Exercise requirements: Go through the data below. Pull out every line that has the word "location".

Source records:
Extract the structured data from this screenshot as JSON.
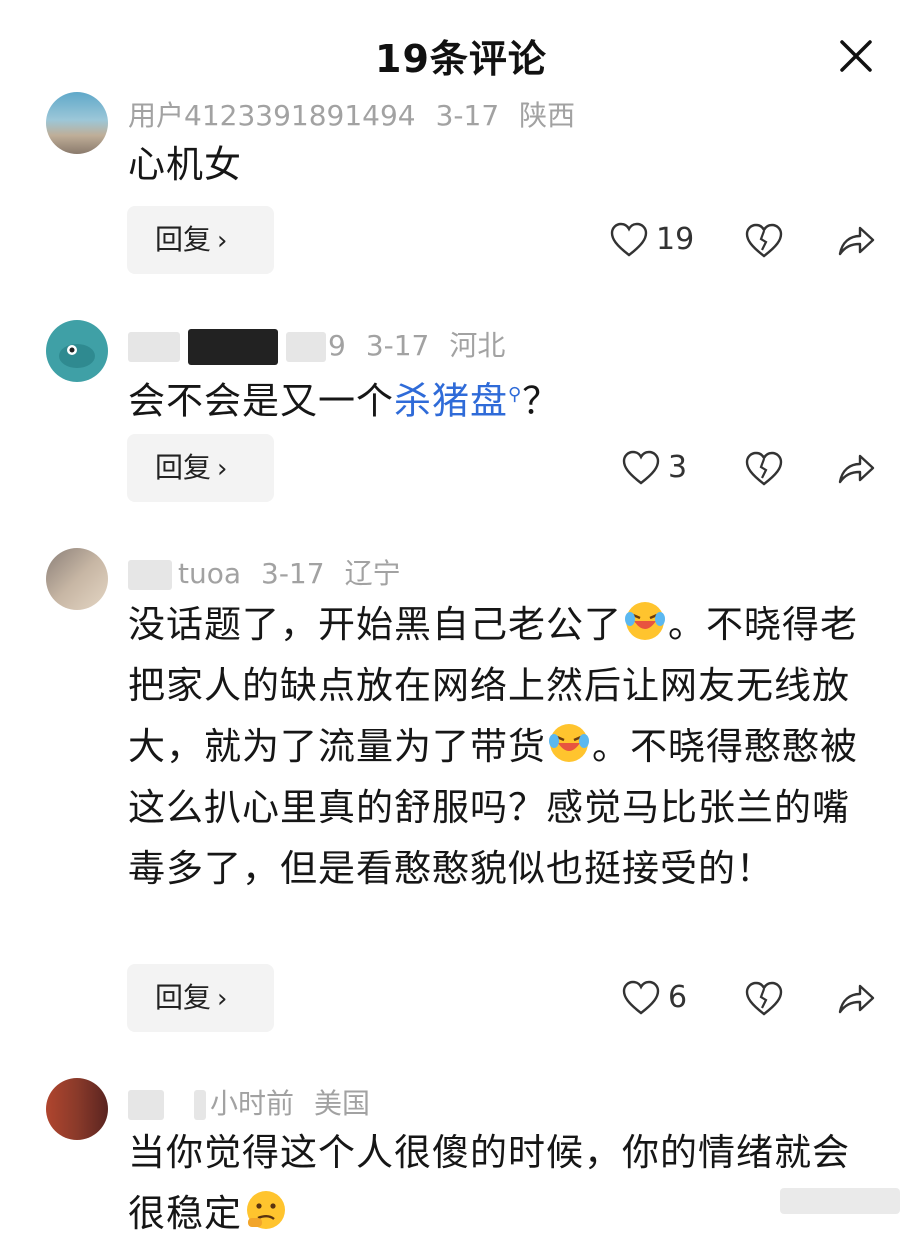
{
  "header": {
    "title": "19条评论"
  },
  "comments": [
    {
      "user": "用户4123391891494",
      "date": "3-17",
      "location": "陕西",
      "text": "心机女",
      "reply_label": "回复",
      "likes": "19"
    },
    {
      "user_partial": "9",
      "date": "3-17",
      "location": "河北",
      "text_before": "会不会是又一个",
      "link": "杀猪盘",
      "text_after": "？",
      "reply_label": "回复",
      "likes": "3"
    },
    {
      "user_partial": "tuoa",
      "date": "3-17",
      "location": "辽宁",
      "text_p1": "没话题了，开始黑自己老公了",
      "text_p2": "。不晓得老把家人的缺点放在网络上然后让网友无线放大，就为了流量为了带货",
      "text_p3": "。不晓得憨憨被这么扒心里真的舒服吗？感觉马比张兰的嘴毒多了，但是看憨憨貌似也挺接受的！",
      "reply_label": "回复",
      "likes": "6"
    },
    {
      "user_partial": "小时前",
      "location": "美国",
      "text": "当你觉得这个人很傻的时候，你的情绪就会很稳定"
    }
  ],
  "icons": {
    "close": "close-icon",
    "like": "heart-icon",
    "dislike": "broken-heart-icon",
    "share": "share-arrow-icon",
    "emoji_laugh": "laugh-cry-emoji-icon",
    "emoji_think": "thinking-emoji-icon"
  },
  "colors": {
    "link": "#2f6bd8",
    "meta": "#a2a2a2",
    "reply_bg": "#f3f3f3"
  }
}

Solution to this exercise:
      "location": "陕西",
      "location": "河北",
      "location": "辽宁",
      "location": "美国",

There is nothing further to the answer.